[Records drawn from a dataset]
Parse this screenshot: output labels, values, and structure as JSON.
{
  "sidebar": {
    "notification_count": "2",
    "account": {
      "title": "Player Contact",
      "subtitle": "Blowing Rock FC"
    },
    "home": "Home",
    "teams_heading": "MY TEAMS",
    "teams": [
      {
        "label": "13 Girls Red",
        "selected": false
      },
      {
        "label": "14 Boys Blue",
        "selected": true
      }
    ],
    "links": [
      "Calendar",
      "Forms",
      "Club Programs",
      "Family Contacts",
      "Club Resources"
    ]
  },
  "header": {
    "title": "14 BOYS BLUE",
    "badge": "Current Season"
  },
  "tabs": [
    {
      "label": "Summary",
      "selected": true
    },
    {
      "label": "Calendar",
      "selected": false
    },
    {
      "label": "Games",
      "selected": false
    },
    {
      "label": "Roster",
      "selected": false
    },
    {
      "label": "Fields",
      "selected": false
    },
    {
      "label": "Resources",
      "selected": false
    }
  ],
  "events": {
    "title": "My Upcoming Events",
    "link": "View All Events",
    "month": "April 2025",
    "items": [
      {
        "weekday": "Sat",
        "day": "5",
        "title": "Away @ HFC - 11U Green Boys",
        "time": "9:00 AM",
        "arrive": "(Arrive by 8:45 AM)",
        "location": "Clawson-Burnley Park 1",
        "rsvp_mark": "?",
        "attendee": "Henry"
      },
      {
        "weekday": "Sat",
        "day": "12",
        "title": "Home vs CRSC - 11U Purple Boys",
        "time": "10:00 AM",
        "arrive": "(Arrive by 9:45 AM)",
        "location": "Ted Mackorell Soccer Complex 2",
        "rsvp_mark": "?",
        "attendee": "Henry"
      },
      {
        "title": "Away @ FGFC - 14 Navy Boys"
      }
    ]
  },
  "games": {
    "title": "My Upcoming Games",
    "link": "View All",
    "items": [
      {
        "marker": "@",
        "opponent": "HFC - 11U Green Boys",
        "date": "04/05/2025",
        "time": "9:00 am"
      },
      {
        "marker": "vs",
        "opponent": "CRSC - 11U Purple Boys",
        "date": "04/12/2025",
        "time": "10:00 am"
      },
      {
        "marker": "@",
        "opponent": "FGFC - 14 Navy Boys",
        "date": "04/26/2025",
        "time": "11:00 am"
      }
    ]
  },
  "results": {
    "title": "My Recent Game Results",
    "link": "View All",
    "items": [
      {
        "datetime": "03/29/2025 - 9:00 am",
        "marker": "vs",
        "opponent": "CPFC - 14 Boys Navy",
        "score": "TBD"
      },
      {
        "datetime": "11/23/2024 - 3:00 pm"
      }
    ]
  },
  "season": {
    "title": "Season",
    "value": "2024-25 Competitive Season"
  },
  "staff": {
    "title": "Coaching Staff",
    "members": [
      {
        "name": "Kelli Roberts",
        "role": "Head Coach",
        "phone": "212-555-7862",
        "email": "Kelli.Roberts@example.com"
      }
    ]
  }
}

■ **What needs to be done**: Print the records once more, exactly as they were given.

■ **Response**:
Parse this screenshot: output labels, values, and structure as JSON.
{
  "sidebar": {
    "notification_count": "2",
    "account": {
      "title": "Player Contact",
      "subtitle": "Blowing Rock FC"
    },
    "home": "Home",
    "teams_heading": "MY TEAMS",
    "teams": [
      {
        "label": "13 Girls Red",
        "selected": false
      },
      {
        "label": "14 Boys Blue",
        "selected": true
      }
    ],
    "links": [
      "Calendar",
      "Forms",
      "Club Programs",
      "Family Contacts",
      "Club Resources"
    ]
  },
  "header": {
    "title": "14 BOYS BLUE",
    "badge": "Current Season"
  },
  "tabs": [
    {
      "label": "Summary",
      "selected": true
    },
    {
      "label": "Calendar",
      "selected": false
    },
    {
      "label": "Games",
      "selected": false
    },
    {
      "label": "Roster",
      "selected": false
    },
    {
      "label": "Fields",
      "selected": false
    },
    {
      "label": "Resources",
      "selected": false
    }
  ],
  "events": {
    "title": "My Upcoming Events",
    "link": "View All Events",
    "month": "April 2025",
    "items": [
      {
        "weekday": "Sat",
        "day": "5",
        "title": "Away @ HFC - 11U Green Boys",
        "time": "9:00 AM",
        "arrive": "(Arrive by 8:45 AM)",
        "location": "Clawson-Burnley Park 1",
        "rsvp_mark": "?",
        "attendee": "Henry"
      },
      {
        "weekday": "Sat",
        "day": "12",
        "title": "Home vs CRSC - 11U Purple Boys",
        "time": "10:00 AM",
        "arrive": "(Arrive by 9:45 AM)",
        "location": "Ted Mackorell Soccer Complex 2",
        "rsvp_mark": "?",
        "attendee": "Henry"
      },
      {
        "title": "Away @ FGFC - 14 Navy Boys"
      }
    ]
  },
  "games": {
    "title": "My Upcoming Games",
    "link": "View All",
    "items": [
      {
        "marker": "@",
        "opponent": "HFC - 11U Green Boys",
        "date": "04/05/2025",
        "time": "9:00 am"
      },
      {
        "marker": "vs",
        "opponent": "CRSC - 11U Purple Boys",
        "date": "04/12/2025",
        "time": "10:00 am"
      },
      {
        "marker": "@",
        "opponent": "FGFC - 14 Navy Boys",
        "date": "04/26/2025",
        "time": "11:00 am"
      }
    ]
  },
  "results": {
    "title": "My Recent Game Results",
    "link": "View All",
    "items": [
      {
        "datetime": "03/29/2025 - 9:00 am",
        "marker": "vs",
        "opponent": "CPFC - 14 Boys Navy",
        "score": "TBD"
      },
      {
        "datetime": "11/23/2024 - 3:00 pm"
      }
    ]
  },
  "season": {
    "title": "Season",
    "value": "2024-25 Competitive Season"
  },
  "staff": {
    "title": "Coaching Staff",
    "members": [
      {
        "name": "Kelli Roberts",
        "role": "Head Coach",
        "phone": "212-555-7862",
        "email": "Kelli.Roberts@example.com"
      }
    ]
  }
}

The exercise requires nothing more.